[Extracted data]:
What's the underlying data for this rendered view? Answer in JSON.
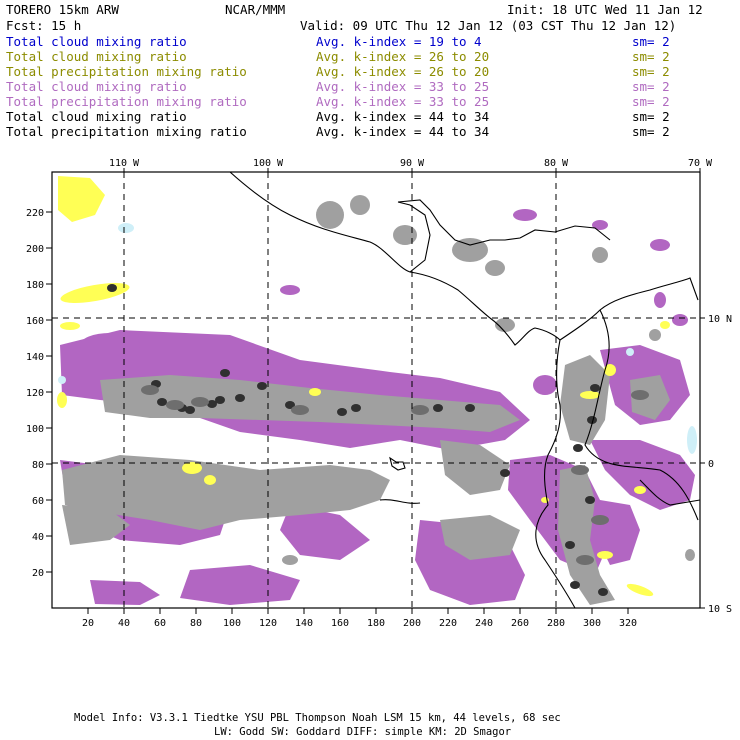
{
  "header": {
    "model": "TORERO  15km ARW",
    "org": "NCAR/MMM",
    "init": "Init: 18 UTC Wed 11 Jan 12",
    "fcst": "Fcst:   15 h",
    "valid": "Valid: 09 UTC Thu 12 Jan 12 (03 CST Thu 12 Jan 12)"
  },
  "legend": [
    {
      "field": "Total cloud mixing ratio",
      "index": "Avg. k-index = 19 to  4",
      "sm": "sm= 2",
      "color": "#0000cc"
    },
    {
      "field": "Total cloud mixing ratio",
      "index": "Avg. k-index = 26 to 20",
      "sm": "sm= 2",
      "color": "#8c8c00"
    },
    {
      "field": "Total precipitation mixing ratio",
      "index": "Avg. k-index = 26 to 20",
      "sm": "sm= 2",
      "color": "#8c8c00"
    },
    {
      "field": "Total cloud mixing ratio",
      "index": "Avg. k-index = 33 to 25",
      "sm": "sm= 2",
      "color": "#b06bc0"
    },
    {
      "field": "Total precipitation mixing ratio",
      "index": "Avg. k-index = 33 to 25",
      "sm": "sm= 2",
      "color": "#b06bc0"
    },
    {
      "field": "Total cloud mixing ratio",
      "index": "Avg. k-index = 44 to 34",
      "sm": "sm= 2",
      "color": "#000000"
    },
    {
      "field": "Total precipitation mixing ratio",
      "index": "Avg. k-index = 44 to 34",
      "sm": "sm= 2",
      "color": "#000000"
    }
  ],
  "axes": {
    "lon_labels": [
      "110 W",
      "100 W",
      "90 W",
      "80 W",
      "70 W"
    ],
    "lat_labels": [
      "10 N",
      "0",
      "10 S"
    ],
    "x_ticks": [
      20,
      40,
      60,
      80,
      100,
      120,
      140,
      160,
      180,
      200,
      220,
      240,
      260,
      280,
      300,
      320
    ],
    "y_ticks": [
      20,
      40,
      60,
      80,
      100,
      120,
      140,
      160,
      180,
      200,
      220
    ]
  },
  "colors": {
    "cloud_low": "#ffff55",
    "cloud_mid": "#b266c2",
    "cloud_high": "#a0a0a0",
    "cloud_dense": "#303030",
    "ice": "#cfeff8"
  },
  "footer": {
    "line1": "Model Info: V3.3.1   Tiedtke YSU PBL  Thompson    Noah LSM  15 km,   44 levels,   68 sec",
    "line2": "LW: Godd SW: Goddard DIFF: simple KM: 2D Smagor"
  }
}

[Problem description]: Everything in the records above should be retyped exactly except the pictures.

[Task output]:
What's the underlying data for this rendered view? Answer in JSON.
{
  "header": {
    "model": "TORERO  15km ARW",
    "org": "NCAR/MMM",
    "init": "Init: 18 UTC Wed 11 Jan 12",
    "fcst": "Fcst:   15 h",
    "valid": "Valid: 09 UTC Thu 12 Jan 12 (03 CST Thu 12 Jan 12)"
  },
  "legend": [
    {
      "field": "Total cloud mixing ratio",
      "index": "Avg. k-index = 19 to  4",
      "sm": "sm= 2",
      "color": "#0000cc"
    },
    {
      "field": "Total cloud mixing ratio",
      "index": "Avg. k-index = 26 to 20",
      "sm": "sm= 2",
      "color": "#8c8c00"
    },
    {
      "field": "Total precipitation mixing ratio",
      "index": "Avg. k-index = 26 to 20",
      "sm": "sm= 2",
      "color": "#8c8c00"
    },
    {
      "field": "Total cloud mixing ratio",
      "index": "Avg. k-index = 33 to 25",
      "sm": "sm= 2",
      "color": "#b06bc0"
    },
    {
      "field": "Total precipitation mixing ratio",
      "index": "Avg. k-index = 33 to 25",
      "sm": "sm= 2",
      "color": "#b06bc0"
    },
    {
      "field": "Total cloud mixing ratio",
      "index": "Avg. k-index = 44 to 34",
      "sm": "sm= 2",
      "color": "#000000"
    },
    {
      "field": "Total precipitation mixing ratio",
      "index": "Avg. k-index = 44 to 34",
      "sm": "sm= 2",
      "color": "#000000"
    }
  ],
  "axes": {
    "lon_labels": [
      "110 W",
      "100 W",
      "90 W",
      "80 W",
      "70 W"
    ],
    "lat_labels": [
      "10 N",
      "0",
      "10 S"
    ],
    "x_ticks": [
      20,
      40,
      60,
      80,
      100,
      120,
      140,
      160,
      180,
      200,
      220,
      240,
      260,
      280,
      300,
      320
    ],
    "y_ticks": [
      20,
      40,
      60,
      80,
      100,
      120,
      140,
      160,
      180,
      200,
      220
    ]
  },
  "colors": {
    "cloud_low": "#ffff55",
    "cloud_mid": "#b266c2",
    "cloud_high": "#a0a0a0",
    "cloud_dense": "#303030",
    "ice": "#cfeff8"
  },
  "footer": {
    "line1": "Model Info: V3.3.1   Tiedtke YSU PBL  Thompson    Noah LSM  15 km,   44 levels,   68 sec",
    "line2": "LW: Godd SW: Goddard DIFF: simple KM: 2D Smagor"
  }
}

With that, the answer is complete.